Most hardcore investment bankers and analysts don’t like gold either because it won’t fit into their financial models or because “they don’t understand it”.

That comment about not understanding gold sounds as odd today as it did when used a decade ago, around the time it was selling for less than $US1000 an ounce – and just before it shot up to $US1900/oz in September, 2011.

A few fortunes were made in that 90% price rise over roughly two years, and quite a few fortunes were not made because clients took professional advice and avoided gold after being told it’s too risky.

There is absolutely no doubt that gold can be a risky investment as the long slide down after that 2011 price-peak demonstrates, almost slipping through the $US1000/oz mark in late 2015.

But the same point about risk can be made of property developers, retailers, insurance companies, technology developers, stockbroking firms and banks – just ask any investor in Germany what they think of Deutsche Bank these days after its 80% share price fall over the past four years.

The key to understanding gold is to see it as a mirror of the global economy in that it provides an opposing view. When the world is in good order and growth is strong gold is sidelined, but when the world is under pressure, like now, gold stars.

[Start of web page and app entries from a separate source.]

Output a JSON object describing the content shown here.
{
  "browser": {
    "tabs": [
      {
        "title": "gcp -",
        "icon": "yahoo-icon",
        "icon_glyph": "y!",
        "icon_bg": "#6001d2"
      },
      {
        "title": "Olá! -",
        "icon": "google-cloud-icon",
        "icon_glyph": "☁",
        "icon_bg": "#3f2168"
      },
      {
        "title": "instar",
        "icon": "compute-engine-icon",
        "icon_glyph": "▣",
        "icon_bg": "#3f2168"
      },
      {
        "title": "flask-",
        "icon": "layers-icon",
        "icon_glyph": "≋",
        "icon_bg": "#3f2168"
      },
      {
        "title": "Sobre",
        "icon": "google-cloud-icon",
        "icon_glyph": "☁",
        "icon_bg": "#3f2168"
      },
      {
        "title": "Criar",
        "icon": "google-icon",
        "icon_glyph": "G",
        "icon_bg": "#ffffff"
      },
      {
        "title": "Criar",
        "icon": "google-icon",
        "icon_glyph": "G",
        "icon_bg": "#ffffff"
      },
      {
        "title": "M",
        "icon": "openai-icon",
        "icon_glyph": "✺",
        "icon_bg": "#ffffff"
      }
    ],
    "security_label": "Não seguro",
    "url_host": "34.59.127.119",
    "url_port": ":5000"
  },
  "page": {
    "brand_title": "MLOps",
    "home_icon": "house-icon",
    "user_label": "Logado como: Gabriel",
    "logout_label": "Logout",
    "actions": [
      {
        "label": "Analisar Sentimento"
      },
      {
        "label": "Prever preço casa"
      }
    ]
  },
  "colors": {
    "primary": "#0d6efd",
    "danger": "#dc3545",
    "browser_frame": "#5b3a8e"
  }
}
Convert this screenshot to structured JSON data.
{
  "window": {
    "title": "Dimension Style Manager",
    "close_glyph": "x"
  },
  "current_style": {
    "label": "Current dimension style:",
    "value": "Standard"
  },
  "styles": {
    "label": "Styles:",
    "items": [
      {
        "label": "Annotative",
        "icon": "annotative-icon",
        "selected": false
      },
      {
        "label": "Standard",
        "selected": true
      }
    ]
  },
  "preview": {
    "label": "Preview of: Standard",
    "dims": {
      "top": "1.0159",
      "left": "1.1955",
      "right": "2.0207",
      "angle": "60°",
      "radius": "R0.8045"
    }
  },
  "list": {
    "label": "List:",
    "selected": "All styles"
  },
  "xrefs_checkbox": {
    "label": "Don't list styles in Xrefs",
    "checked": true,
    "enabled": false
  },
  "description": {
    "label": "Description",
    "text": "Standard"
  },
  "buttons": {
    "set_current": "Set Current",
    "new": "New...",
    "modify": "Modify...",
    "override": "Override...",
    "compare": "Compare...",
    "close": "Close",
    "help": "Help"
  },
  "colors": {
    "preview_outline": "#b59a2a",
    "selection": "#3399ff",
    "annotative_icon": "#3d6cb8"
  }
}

There are two reasons for suggesting that it’s time to take a fresh look at gold, if you already haven’t. The first is that the global economy is stumbling towards a coordinated recession as a series of recent events highlight, and the second is that some professional analysts are sticking to their negative gold view.

Those analysts first because it was a research report from Morgans, a stockbroking firm, which triggered this latest look at gold and why it has a role in any balanced portfolio, and has had for the last 5000 years (give or take a century).

According to Morgans the share price of Australia’s biggest goldminer, Newcrest, is likely to fall from its recent price of around $32 to $24.92, a hefty 22% drop which is why the broker rates Newcrest as a sell (or “reduce” to use its preferred word).

Morgans is allowed to have its opinion of Newcrest and the stock has been a serial disappointment over many years but a factor in the broker’s negative analysis is likely to have been its gold-price assumptions which range from a current $US1302/oz up to $US1329/oz at this time next year.

There’s an obvious problem in those prices because gold is trading around $US1415/oz, comfortably above the Morgan’s assumptions and there’s no doubt that if the current price was inserted into the broker’s financial model a higher Newcrest price forecast would emerge.

To be fair to Morgans, it’s not alone. Earlier this month the internationally-focussed Credit Suisse published a series of low-ball price forecasts for several big-name Australian goldminers.

On a day when Northern Star, a darling of local gold bugs, was trading at $11.50, Credit Suisse said sell because the stock was heading for $6.10 (it actually rose to $11.88 in the days after that advice).

The issue for Credit Suisse seems to be the same as with Morgans, a low-ball gold price assumption of $US1335/oz for the current quarter before a rise to $US1360/oz before Christmas and then a long slide back to $US1300/oz.

Those assumptions by Credit Suisse were also factors in sell tips on a number of other gold stocks, including Newcrest, which it reckons is heading for $20.30, and Evolution, which has a price target of $2.60 compared with its latest price of around $4.37.

It’s in the gold-price assumptions that the problem can be found because conservative bankers and brokers are often blinkered in their global view and can’t see that gold could be entering a period of high demand (and a rising price) because global interest rates have collapsed – and are still falling.

For any bankers or brokers reading this the lesson is remarkably simple; gold rises when US interest rates fall and gold falls when US interest rates rise, with a secondary force being exerted by other currencies, especially the euro.

No-one is currently tipping a rise in US interest rates as its economy feels the heat caused by the trade war with China, a trade war which last week knocked the stuffing out of Singapore’s economy, plunging it into a technical recession.

In the next few days the US central bank is expected to announce an interest rate cut of between 25 basis points (0.25%) and 50 basis points (0.5%) which will further lower the appeal of the US dollar and the Treasury Bonds issued by the US Government.

Europe would like to follow the US but as many of the interest rates in that region are already negative (investors pay for the privilege of parking their money somewhere safe), a European Central Bank preference might be for a return of quantitative easing (money printing).

And then there’s the big bazooka, Donald Trump, the US President who wants to “weaponise” the US dollar by lowering its value to aid US exporters, a step which would put a rocket under gold because investors would shift their dollar-exposed assets into safe havens such as the Swiss franc – and gold.

None of these comments is meant to be a criticism of banks and brokers who claim to not understand gold, but it is a suggestion that they look beyond their financial models at a wider world which is facing its toughest conditions since the 2008 global financial crisis.

And, if that isn’t sufficient reason to see gold as a global currency beyond the reach of governments, ask why most central banks continue to hold gold, and in many cases are buying more?

The answer to that question about central banks, especially Russia and China, is that they’re taking evasive action because they see the US dollar having nowhere to go but down thanks to the country’s massive debt load and the latest plan to use the dollar as a trade-war weapon.

As a final word, never let gold dominate an investment portfolio. Use it as a useful form of insurance for tough times – like now.